Who won the Bank of America / Fannie feud? I want the answer to be “all of us,” but I guess it isn’t. Unlike Bank of America’s multi-front battle of deviousness with MBIA, which has spawned some genuine entertainment, BofA’s battle with Fannie has been conducted almost entirely in the boring trenches of actually flinging mortgages at each other. The story so far: back in the bad old days of “January 1, 2000 to December 31, 2008,” BofA/Countrywide sold approximately $1.4 trillion of mortgages to Fannie; in recent years Fannie has been figuring out that lots of those mortgages were badly underwritten, came with false reps and warranties, etc., and so it can demand that BofA repurchase them at par. It’s tried to do so on around $11bn of loans, and BofA’s reaction has been along the lines of (1) no and (2) “we’re so mad we’re going to stop selling you more mortgages,” which somewhat surprisingly to the casual observer actually seems to have been interpreted by both sides as a threat rather than a reward.
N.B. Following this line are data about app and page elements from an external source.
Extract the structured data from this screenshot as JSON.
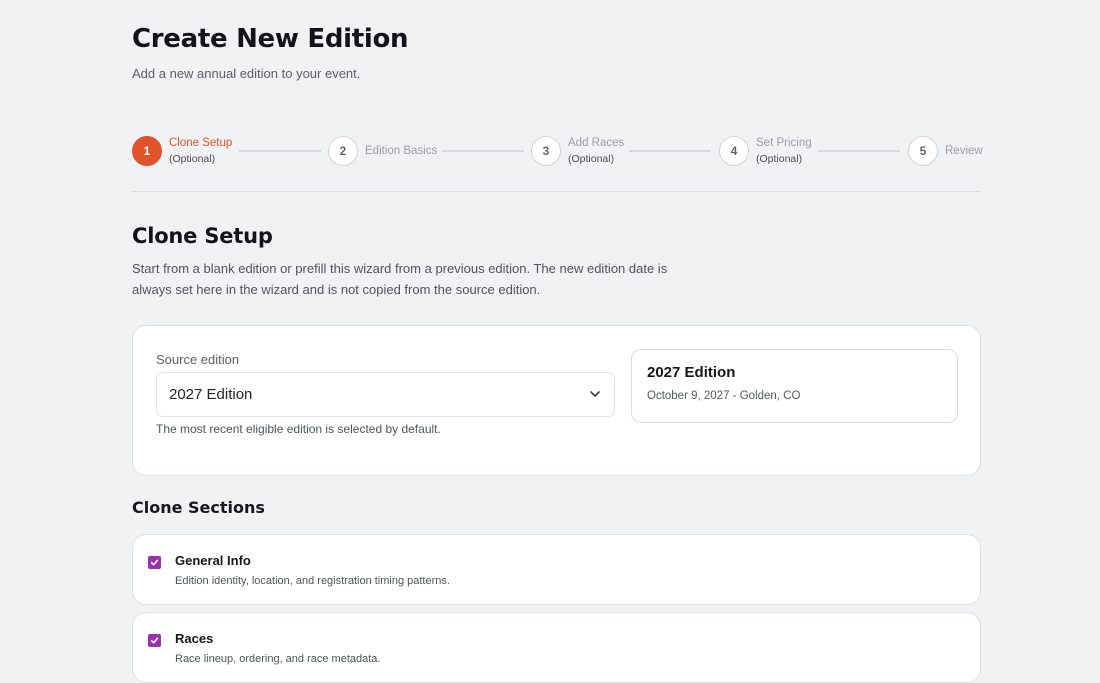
{
  "header": {
    "title": "Create New Edition",
    "subtitle": "Add a new annual edition to your event."
  },
  "stepper": {
    "active_color": "#e0542a",
    "steps": [
      {
        "number": "1",
        "label": "Clone Setup",
        "sub": "(Optional)",
        "state": "active"
      },
      {
        "number": "2",
        "label": "Edition Basics",
        "sub": "",
        "state": "pending"
      },
      {
        "number": "3",
        "label": "Add Races",
        "sub": "(Optional)",
        "state": "pending"
      },
      {
        "number": "4",
        "label": "Set Pricing",
        "sub": "(Optional)",
        "state": "pending"
      },
      {
        "number": "5",
        "label": "Review",
        "sub": "",
        "state": "pending"
      }
    ]
  },
  "clone_setup": {
    "title": "Clone Setup",
    "description": "Start from a blank edition or prefill this wizard from a previous edition. The new edition date is always set here in the wizard and is not copied from the source edition.",
    "source_label": "Source edition",
    "source_value": "2027 Edition",
    "source_icon": "chevron-down-icon",
    "helper": "The most recent eligible edition is selected by default.",
    "preview": {
      "title": "2027 Edition",
      "meta": "October 9, 2027 - Golden, CO"
    }
  },
  "clone_sections": {
    "title": "Clone Sections",
    "checkbox_color": "#9b2fae",
    "items": [
      {
        "title": "General Info",
        "description": "Edition identity, location, and registration timing patterns.",
        "checked": true
      },
      {
        "title": "Races",
        "description": "Race lineup, ordering, and race metadata.",
        "checked": true
      }
    ]
  }
}
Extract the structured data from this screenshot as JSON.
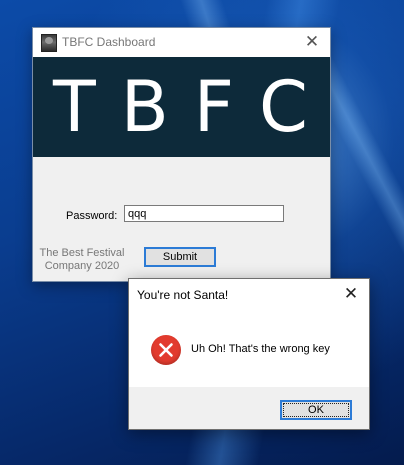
{
  "main_window": {
    "title": "TBFC Dashboard",
    "banner_text": "TBFC",
    "password_label": "Password:",
    "password_value": "qqq",
    "company_text": "The Best Festival Company 2020",
    "submit_label": "Submit"
  },
  "dialog": {
    "title": "You're not Santa!",
    "message": "Uh Oh! That's the wrong key",
    "ok_label": "OK",
    "icon": "error-icon"
  },
  "colors": {
    "banner_bg": "#0d2a3a",
    "error_red": "#e23b2e",
    "focus_blue": "#2c7bd6",
    "desktop_blue": "#0a3a86"
  }
}
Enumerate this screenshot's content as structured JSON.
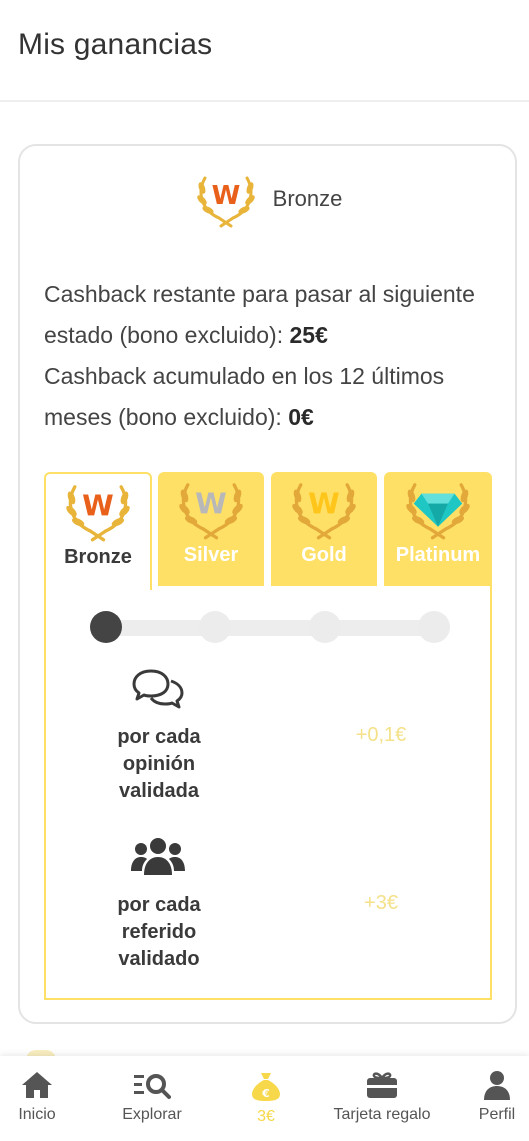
{
  "header": {
    "title": "Mis ganancias"
  },
  "status": {
    "current_name": "Bronze",
    "remaining_text": "Cashback restante para pasar al siguiente estado (bono excluido): ",
    "remaining_value": "25€",
    "accumulated_text": "Cashback acumulado en los 12 últimos meses (bono excluido): ",
    "accumulated_value": "0€"
  },
  "tiers": [
    {
      "name": "Bronze",
      "active": true
    },
    {
      "name": "Silver",
      "active": false
    },
    {
      "name": "Gold",
      "active": false
    },
    {
      "name": "Platinum",
      "active": false
    }
  ],
  "progress": {
    "current_step": 1,
    "total_steps": 4
  },
  "rewards": [
    {
      "icon": "comments-icon",
      "label": "por cada opinión validada",
      "value": "+0,1€"
    },
    {
      "icon": "users-icon",
      "label": "por cada referido validado",
      "value": "+3€"
    }
  ],
  "bottom_nav": [
    {
      "icon": "home-icon",
      "label": "Inicio",
      "active": false
    },
    {
      "icon": "explore-icon",
      "label": "Explorar",
      "active": false
    },
    {
      "icon": "money-bag-icon",
      "label": "3€",
      "active": true
    },
    {
      "icon": "gift-card-icon",
      "label": "Tarjeta regalo",
      "active": false
    },
    {
      "icon": "user-icon",
      "label": "Perfil",
      "active": false
    }
  ],
  "colors": {
    "accent_yellow": "#ffe066",
    "bronze": "#e8601a",
    "silver": "#b8b8b8",
    "gold": "#ffd23f",
    "platinum": "#1fc7c4",
    "laurel": "#e8b43a"
  }
}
But today Fannie and BofA announced a settlement that would resolve all of those claims, as well as almost all future claims on the $297 billion of unpaid principal that remains on those $1.4 trillion of ’00-to-’08 mortgages.
The math here is a little funny. Let’s try to parse it: Read more »